Transformers: Revenge of the Fallen
Directed by Michael Bay
A couple decades of human history down the road and this will be looked back on as "classic Bay." Whatever that might mean is a debate for another time.
The Really Bad
There's no denying Transformers: Revenge of the Fallen has problems, most of them the exact same problems that bedeviled the first movie, released a scant two years ago.
For some reason, it's in vogue to load up PG-13 action comedies with loads of genitalia references and sex jokes. They're hardly ever funny. Was the humping dogs joke really funny to the writers? Two of them, Roberto Orci and Alex Kurtzman, wrote the first Transformers as well as this summer's Star Trek. A third, Ehren Kruger, came on board after non-classics like Blood and Chocolate. How about the Decepticon humping Megan Fox's leg? Funny? Really?
There are also some massive gaps in logic. For example, how can a large portion of Shanghai be destroyed by a wild chase between Autobots and Decepticons and not get any serious media coverage? It's relegated to YouTube knock-off sites with debates raging over the authenticity of the citizen-journalists' footage. Could somebody from Xinhua maybe take a photo of the aftermath? Please?
But that plot point goes to serve the movie's primary conceit: Amid all the monstrous mayhem pounded out by the Decepticons, the Autobots have formed an alliance with the U.S. military to weed out the badbots which have, somehow, been living anonymously among the human populace.
And another question: How is it a sliver of the cube from the first flick, stuck in Sam Witwicky's clothes, can burn through the entire upstairs floor, only to be stopped by the kitchen table, where its electric charge enlivens a bunch of countertop appliances like a pack of Gremlins at 12:01 in the morning?

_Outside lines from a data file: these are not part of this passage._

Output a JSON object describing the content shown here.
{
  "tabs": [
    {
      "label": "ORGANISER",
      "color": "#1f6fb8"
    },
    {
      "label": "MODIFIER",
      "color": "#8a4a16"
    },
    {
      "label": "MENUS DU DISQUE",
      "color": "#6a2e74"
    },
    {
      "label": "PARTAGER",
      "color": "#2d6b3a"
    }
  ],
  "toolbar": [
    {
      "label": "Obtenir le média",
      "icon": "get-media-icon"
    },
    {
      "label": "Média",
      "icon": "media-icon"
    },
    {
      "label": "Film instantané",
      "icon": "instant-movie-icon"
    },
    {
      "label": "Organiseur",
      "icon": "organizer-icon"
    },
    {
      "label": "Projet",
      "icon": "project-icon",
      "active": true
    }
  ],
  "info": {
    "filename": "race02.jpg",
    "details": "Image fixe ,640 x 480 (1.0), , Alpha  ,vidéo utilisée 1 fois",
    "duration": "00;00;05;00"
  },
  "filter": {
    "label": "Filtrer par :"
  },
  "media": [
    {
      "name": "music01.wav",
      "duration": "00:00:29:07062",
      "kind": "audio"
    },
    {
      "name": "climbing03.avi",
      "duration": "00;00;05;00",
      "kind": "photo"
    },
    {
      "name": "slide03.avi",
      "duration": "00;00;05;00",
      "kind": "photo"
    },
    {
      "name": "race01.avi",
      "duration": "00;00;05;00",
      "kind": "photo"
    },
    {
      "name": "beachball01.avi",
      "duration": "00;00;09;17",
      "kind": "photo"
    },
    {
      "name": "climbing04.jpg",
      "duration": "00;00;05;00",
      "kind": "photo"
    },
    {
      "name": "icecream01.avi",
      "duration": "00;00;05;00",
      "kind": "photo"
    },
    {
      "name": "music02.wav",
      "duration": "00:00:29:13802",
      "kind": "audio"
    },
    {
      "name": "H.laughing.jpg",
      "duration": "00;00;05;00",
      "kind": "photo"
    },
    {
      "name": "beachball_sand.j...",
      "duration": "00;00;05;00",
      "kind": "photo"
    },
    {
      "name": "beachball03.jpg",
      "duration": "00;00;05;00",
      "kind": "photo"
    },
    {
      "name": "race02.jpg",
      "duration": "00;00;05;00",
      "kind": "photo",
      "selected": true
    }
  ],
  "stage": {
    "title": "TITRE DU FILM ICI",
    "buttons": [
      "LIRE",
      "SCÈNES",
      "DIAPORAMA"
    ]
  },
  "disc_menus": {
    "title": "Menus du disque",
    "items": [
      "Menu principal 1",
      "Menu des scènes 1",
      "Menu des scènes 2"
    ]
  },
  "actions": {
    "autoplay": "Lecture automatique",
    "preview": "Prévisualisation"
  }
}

Yeah, the movie has problems.
But it also has some really good, fun stuff. This is a big, noisy, brash summer blockbuster and it is entirely unashamed of those aspirations. It's all over the map in terms of time, space, geography, political conservatism and liberal humor.
Yes, Megan is a fox

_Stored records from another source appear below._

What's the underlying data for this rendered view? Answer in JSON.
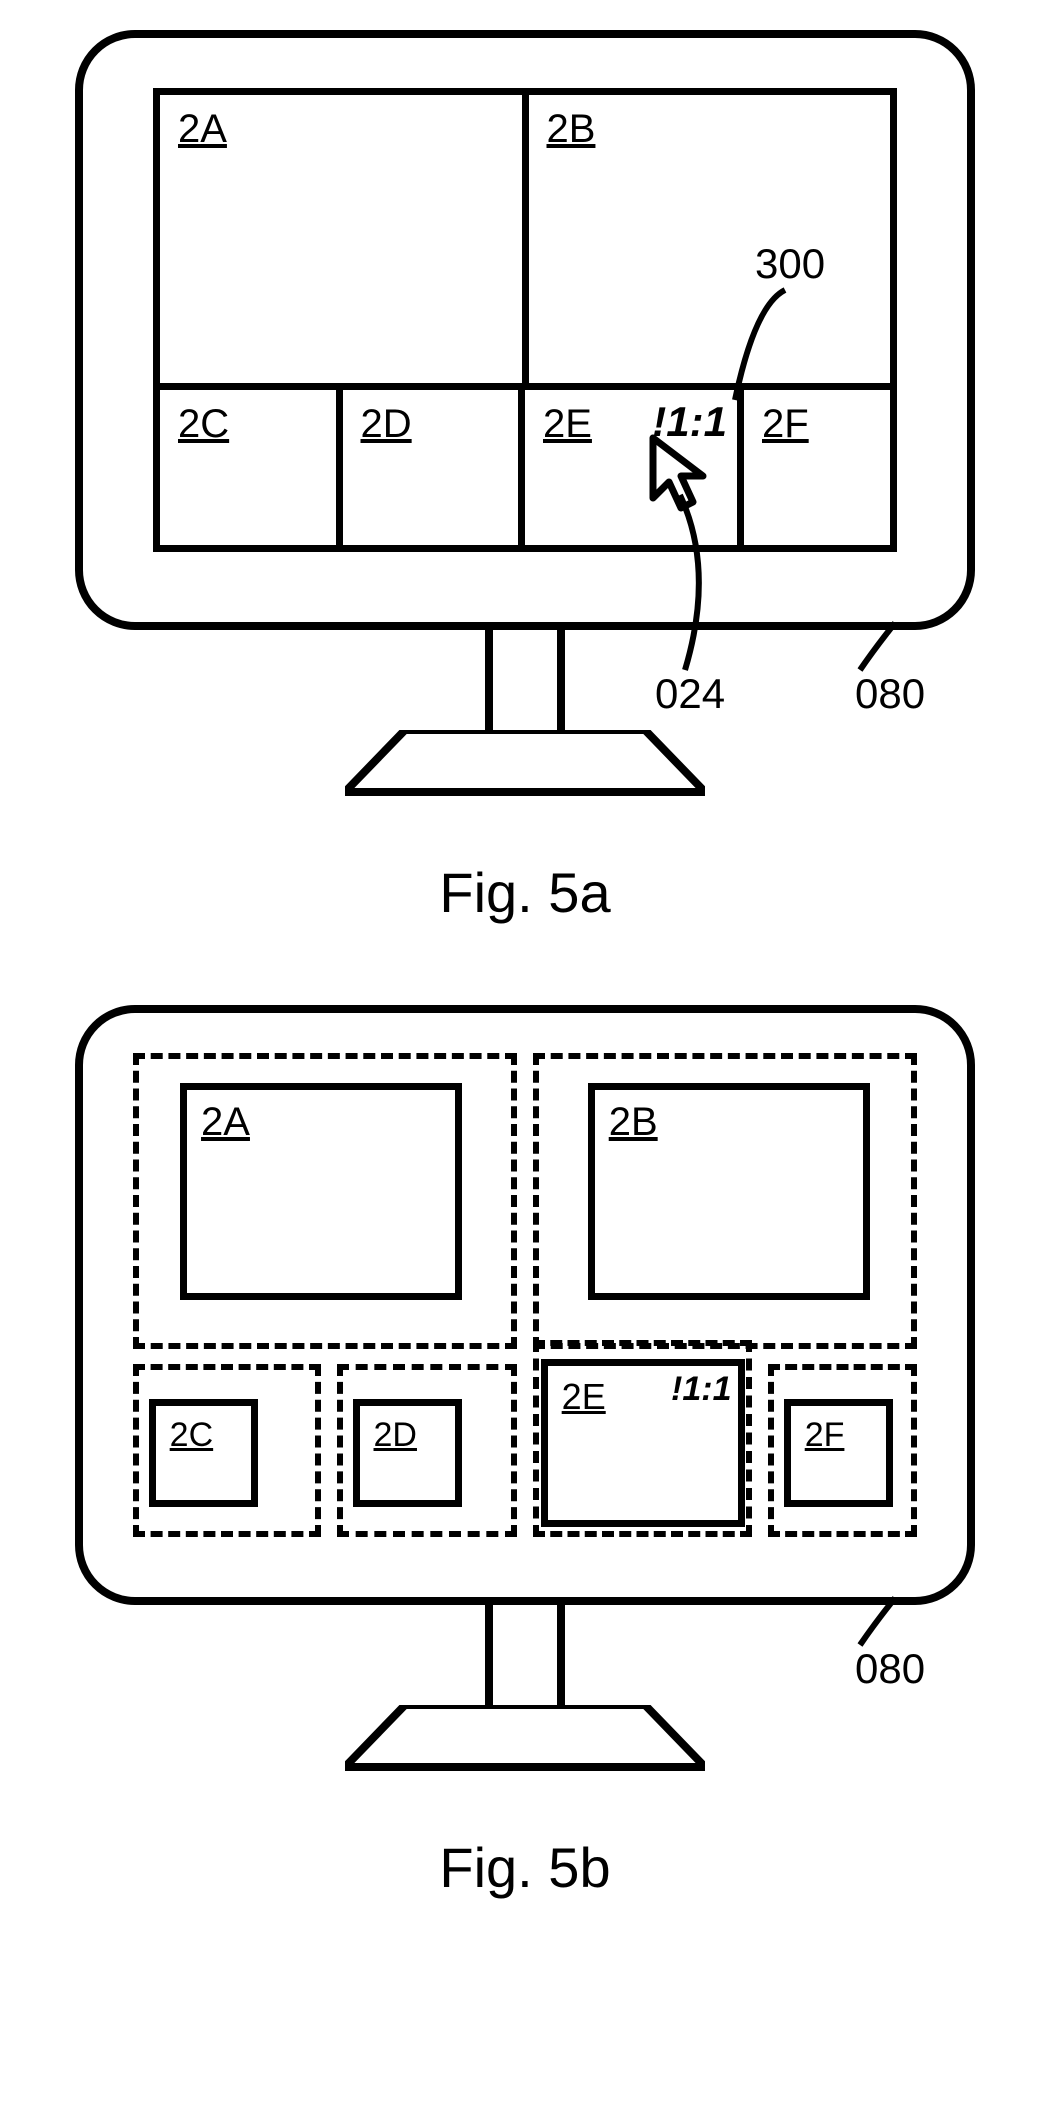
{
  "figures": {
    "a": {
      "caption": "Fig. 5a",
      "monitor_ref": "080",
      "pointer_ref": "024",
      "badge_callout": "300",
      "cells": {
        "c2a": "2A",
        "c2b": "2B",
        "c2c": "2C",
        "c2d": "2D",
        "c2e": "2E",
        "c2f": "2F"
      },
      "ratio_badge": "!1:1"
    },
    "b": {
      "caption": "Fig. 5b",
      "monitor_ref": "080",
      "cells": {
        "c2a": "2A",
        "c2b": "2B",
        "c2c": "2C",
        "c2d": "2D",
        "c2e": "2E",
        "c2f": "2F"
      },
      "ratio_badge": "!1:1"
    }
  }
}
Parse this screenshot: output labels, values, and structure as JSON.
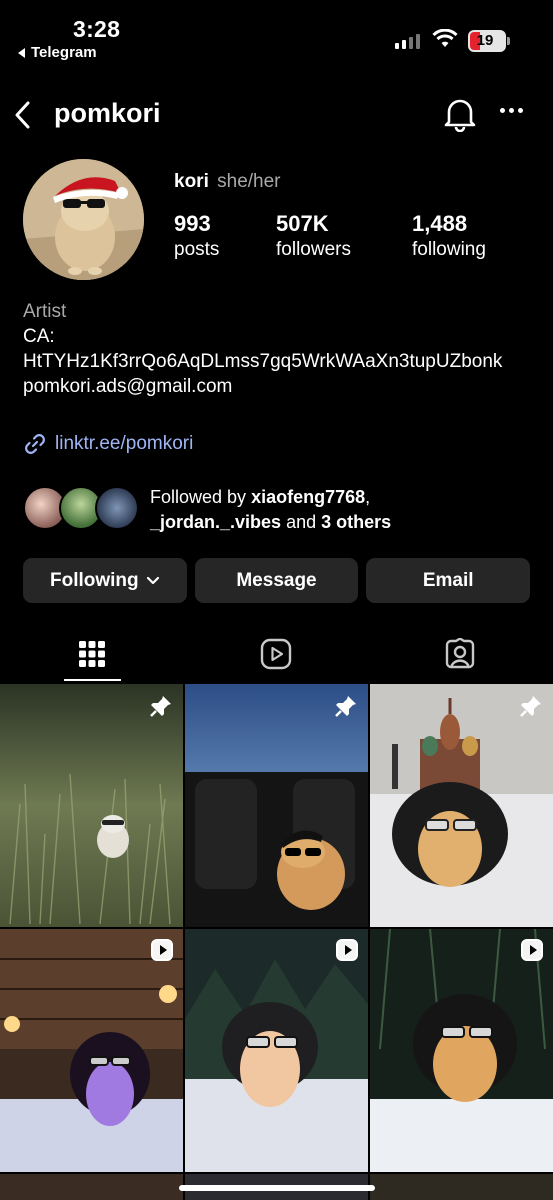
{
  "status_bar": {
    "time": "3:28",
    "back_app": "Telegram",
    "battery": "19"
  },
  "header": {
    "username": "pomkori"
  },
  "profile": {
    "name": "kori",
    "pronouns": "she/her",
    "stats": [
      {
        "value": "993",
        "label": "posts"
      },
      {
        "value": "507K",
        "label": "followers"
      },
      {
        "value": "1,488",
        "label": "following"
      }
    ],
    "bio": {
      "category": "Artist",
      "line1": "CA:",
      "line2": "HtTYHz1Kf3rrQo6AqDLmss7gq5WrkWAaXn3tupUZbonk",
      "line3": "pomkori.ads@gmail.com"
    },
    "link": "linktr.ee/pomkori"
  },
  "followed_by": {
    "prefix": "Followed by ",
    "user1": "xiaofeng7768",
    "sep": ",",
    "user2": "_jordan._.vibes",
    "mid": " and ",
    "others": "3 others"
  },
  "buttons": {
    "following": "Following",
    "message": "Message",
    "email": "Email"
  },
  "tabs": [
    {
      "icon": "grid-icon",
      "active": true
    },
    {
      "icon": "reels-icon",
      "active": false
    },
    {
      "icon": "tagged-icon",
      "active": false
    }
  ],
  "posts": [
    {
      "kind": "pinned",
      "scene": "dog in grass at night"
    },
    {
      "kind": "pinned",
      "scene": "dog in car with cap"
    },
    {
      "kind": "pinned",
      "scene": "dog in fur hat at Red Square"
    },
    {
      "kind": "reel",
      "scene": "dog in fur hat at night lodge"
    },
    {
      "kind": "reel",
      "scene": "dog in fur hat in snow"
    },
    {
      "kind": "reel",
      "scene": "dog in fur hat in snowy forest"
    }
  ],
  "colors": {
    "background": "#000000",
    "button": "#262626",
    "link": "#a0b5f5",
    "secondary_text": "#a8a8a8"
  }
}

One of the cool new Decepticons in Revenge of the Fallen
Photos: Dreamworks/Paramount Pictures
This unwieldy, 150-minute gargantuan works best when it gets down to the loopy action and puts the toilet humor behind. After muddling through a meandering first half that tries to develop a long-distance romance between Mikaela (Fox) and Sam (Shia LaBeouf) after he heads off to college, the story becomes more involving as the meat of the story, such as it is, presents itself:

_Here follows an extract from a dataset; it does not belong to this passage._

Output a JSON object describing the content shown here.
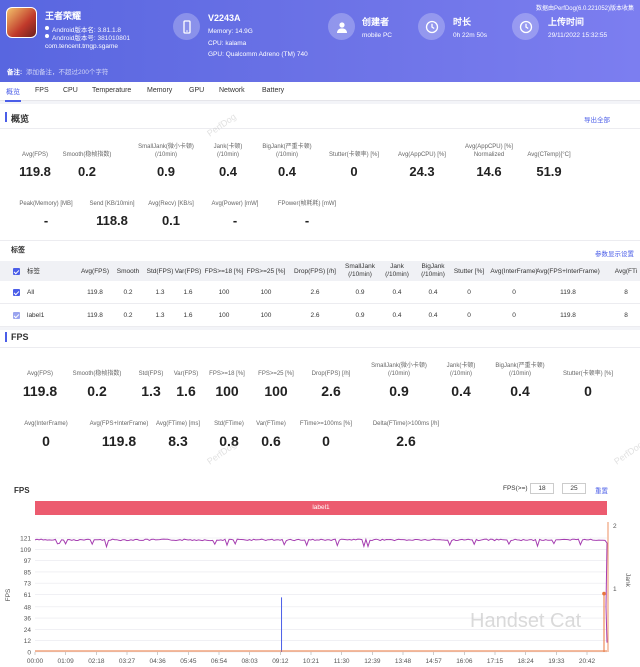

There's a bigger baddie than Megatron named The Fallen; he's the first Decepticon and he wants to destroy Earth because he can't stand humans. That hatred's the reason for his fall from grace back around 17,000 B.C.
This back story leads to a pretty nifty storyline involving ancient Egypt and the Pyramids of Giza, with a nod to The Orion Mystery. The puzzle here isn't complicated enough to require the skills of a Robert Langdon. No. Sam Witwicky's brain will do – and that's precisely what The Fallen wants in his nefarious plot to destroy the planet. Sam, by some astonishing osmosis, has absorbed all the knowledge of the cube.
The Matrix of Leadership
Transformers: Revenge of the Fallen also manages something of a coup: It's quite possibly the first major movie to make reference to President Obama's administration. And it's not entirely positive. There's a little jibber-jabber about the use of diplomacy to reason with the Decepticons (and, quite possibly, to simply give them what they want: Sam's brain).
It can't be forgotten this is "simply" a Michael Bay movie, but there is the tantalizing thought that maybe, just maybe, amid the salacious humor and ear-splitting hard rock there's really something more thematically subversive – and relevant – going on here.
One of the thematic weaknesses of the first movie was its failure to capitalize on the whole technology/weaponry/civilization angle. This time around it's at least touched on a wee bit when it's revealed the U.S. alliance with the Autobots extends only to sharing intel and not weaponry. Optimus Prime warns the president's messenger humans simply can't handle the weaponry, they'd destroy themselves.
That's one thread in this misshapen fabric that does make sense. And the ominous question from Optimus Prime challenges a request for the Autobots to leave and take their war with the Decepticons with them.
What, O.P. asks, if the Autobots leave and U.S. intelligence is wrong? What if the Decepticons want something else from Earth besides the destruction of the Autobots?
There's plenty of juicy subtext that could be mined in some of the ideas bandied around in the two Transformers movies. It's a shame, though, that shock-value jokes like John Turturro dropping his pants and Sam's mom getting strung out on pot cookies weigh more heavily on the scribes' minds.
• Originally published at MovieHabit.com.